PROBLEM TO WORK ON
Copy each line of the records that includes "gold".

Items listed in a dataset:
--- START ---
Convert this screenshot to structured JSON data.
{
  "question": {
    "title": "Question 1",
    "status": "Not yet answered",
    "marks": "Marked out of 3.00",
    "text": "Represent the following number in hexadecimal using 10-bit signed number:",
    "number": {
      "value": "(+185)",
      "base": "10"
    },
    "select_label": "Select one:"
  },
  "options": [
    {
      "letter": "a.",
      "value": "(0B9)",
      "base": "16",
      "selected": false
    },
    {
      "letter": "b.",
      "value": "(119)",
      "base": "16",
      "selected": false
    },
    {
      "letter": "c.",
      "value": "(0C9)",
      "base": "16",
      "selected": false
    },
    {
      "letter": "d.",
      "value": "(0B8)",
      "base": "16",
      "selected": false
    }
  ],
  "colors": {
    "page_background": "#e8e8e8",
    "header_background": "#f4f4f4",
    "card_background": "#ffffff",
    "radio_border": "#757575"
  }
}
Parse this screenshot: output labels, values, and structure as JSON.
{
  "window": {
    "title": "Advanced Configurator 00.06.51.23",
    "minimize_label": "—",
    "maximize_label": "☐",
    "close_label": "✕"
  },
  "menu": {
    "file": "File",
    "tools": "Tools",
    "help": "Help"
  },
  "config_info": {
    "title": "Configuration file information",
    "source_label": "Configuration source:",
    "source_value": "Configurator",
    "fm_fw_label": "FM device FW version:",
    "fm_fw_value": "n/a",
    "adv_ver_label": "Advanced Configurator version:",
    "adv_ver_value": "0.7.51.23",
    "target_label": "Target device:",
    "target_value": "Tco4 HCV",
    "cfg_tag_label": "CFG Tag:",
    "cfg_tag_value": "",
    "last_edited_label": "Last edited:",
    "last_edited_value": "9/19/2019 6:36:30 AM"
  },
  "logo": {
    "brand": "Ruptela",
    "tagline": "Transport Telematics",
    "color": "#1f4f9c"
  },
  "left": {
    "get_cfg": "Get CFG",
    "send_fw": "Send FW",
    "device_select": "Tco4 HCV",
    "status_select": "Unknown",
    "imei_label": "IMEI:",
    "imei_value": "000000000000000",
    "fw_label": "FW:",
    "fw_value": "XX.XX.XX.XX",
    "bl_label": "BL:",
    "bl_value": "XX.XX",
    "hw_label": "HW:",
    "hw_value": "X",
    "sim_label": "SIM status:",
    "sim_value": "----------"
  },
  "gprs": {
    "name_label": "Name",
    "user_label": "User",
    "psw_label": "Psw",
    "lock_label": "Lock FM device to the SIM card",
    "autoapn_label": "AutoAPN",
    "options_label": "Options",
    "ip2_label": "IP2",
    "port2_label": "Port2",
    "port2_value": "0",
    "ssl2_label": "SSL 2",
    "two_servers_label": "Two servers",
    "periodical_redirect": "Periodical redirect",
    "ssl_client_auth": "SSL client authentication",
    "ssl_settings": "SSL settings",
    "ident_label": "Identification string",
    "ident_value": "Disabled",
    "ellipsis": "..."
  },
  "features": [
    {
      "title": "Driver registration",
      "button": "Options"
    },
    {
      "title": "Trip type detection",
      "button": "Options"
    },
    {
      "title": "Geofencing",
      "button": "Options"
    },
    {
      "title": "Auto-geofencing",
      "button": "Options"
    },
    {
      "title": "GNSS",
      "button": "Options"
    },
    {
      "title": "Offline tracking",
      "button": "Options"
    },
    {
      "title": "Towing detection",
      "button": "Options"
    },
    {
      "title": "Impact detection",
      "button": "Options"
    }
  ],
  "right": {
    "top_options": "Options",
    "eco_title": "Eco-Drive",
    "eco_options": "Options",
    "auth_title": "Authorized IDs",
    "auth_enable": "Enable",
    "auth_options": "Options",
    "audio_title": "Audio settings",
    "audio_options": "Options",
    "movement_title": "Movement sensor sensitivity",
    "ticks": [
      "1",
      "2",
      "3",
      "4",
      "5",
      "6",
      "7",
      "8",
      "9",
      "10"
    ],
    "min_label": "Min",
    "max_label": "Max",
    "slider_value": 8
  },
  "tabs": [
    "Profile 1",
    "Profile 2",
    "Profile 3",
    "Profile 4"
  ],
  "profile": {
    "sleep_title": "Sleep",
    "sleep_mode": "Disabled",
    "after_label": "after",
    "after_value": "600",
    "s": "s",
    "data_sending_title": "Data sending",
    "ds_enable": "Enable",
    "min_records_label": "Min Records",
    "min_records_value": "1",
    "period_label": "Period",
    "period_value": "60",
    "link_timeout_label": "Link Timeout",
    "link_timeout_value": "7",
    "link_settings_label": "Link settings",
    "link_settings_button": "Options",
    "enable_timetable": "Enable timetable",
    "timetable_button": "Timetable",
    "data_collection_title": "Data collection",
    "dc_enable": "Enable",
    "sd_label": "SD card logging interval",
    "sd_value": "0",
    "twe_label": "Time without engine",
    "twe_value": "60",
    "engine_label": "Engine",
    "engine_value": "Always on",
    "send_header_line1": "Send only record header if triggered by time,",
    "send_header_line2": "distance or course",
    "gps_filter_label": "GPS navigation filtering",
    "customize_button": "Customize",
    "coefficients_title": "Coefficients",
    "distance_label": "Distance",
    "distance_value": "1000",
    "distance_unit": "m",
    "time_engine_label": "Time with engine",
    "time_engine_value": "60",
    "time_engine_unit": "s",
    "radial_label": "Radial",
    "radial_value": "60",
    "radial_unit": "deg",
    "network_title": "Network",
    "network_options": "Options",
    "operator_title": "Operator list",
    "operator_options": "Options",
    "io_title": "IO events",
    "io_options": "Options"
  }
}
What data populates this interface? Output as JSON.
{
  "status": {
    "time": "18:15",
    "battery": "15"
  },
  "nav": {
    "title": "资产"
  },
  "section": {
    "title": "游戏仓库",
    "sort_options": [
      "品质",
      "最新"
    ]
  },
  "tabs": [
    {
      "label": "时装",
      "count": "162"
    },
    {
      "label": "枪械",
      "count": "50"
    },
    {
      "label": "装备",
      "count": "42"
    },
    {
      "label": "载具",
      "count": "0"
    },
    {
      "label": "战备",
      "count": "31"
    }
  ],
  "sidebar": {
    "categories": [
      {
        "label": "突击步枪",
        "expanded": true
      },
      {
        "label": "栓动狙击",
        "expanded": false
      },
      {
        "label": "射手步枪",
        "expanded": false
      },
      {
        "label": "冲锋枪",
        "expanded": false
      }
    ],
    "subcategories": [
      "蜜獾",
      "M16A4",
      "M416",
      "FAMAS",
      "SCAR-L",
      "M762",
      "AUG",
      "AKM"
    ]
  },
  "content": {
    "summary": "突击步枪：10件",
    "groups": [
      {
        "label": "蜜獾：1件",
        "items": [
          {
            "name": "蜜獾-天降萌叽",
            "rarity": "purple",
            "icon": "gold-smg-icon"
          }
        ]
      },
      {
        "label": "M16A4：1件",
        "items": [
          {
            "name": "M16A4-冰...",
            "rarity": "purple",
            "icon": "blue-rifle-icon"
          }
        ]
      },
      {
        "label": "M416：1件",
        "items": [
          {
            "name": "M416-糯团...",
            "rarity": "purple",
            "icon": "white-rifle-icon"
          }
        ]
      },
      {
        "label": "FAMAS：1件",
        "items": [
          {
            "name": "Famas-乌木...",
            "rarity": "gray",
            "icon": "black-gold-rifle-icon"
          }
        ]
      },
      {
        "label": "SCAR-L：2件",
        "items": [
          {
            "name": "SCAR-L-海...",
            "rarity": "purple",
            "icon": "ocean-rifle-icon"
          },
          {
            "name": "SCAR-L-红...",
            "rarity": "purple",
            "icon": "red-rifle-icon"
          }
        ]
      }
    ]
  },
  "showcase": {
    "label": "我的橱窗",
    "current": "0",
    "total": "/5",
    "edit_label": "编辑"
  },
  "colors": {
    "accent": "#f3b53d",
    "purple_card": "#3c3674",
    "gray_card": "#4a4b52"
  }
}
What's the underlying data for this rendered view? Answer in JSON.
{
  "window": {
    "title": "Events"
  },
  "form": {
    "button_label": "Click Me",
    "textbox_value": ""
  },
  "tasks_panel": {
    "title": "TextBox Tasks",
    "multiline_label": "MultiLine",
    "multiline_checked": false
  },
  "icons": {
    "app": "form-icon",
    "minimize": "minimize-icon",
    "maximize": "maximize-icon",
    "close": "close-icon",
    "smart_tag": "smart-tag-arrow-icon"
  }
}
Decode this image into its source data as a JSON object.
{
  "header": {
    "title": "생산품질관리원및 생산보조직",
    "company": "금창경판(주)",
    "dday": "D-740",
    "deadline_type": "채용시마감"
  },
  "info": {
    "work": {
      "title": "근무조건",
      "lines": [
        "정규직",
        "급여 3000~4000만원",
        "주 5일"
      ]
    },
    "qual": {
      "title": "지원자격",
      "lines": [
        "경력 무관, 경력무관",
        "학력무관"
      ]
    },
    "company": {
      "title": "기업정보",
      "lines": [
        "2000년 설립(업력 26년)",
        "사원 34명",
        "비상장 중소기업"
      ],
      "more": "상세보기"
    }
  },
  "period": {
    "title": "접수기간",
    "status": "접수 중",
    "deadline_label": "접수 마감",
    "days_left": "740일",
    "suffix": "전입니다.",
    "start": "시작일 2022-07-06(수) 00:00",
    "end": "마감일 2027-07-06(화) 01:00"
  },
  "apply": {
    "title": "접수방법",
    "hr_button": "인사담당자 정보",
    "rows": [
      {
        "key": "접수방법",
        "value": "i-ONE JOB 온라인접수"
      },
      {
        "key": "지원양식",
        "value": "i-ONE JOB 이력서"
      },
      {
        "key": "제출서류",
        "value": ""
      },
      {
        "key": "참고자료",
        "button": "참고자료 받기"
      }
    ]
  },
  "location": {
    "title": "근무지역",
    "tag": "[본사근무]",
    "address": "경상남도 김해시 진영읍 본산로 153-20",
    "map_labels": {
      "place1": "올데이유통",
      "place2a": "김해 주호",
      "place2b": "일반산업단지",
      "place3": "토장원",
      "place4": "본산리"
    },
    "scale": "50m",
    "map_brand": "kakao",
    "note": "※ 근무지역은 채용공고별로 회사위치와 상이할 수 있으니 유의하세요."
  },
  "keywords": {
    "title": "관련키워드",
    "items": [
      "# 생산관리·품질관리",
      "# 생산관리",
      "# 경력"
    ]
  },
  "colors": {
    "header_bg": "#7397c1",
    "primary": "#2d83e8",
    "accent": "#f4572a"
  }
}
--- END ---
EXERCISE OUTPUT
            "icon": "gold-smg-icon"
            "icon": "black-gold-rifle-icon"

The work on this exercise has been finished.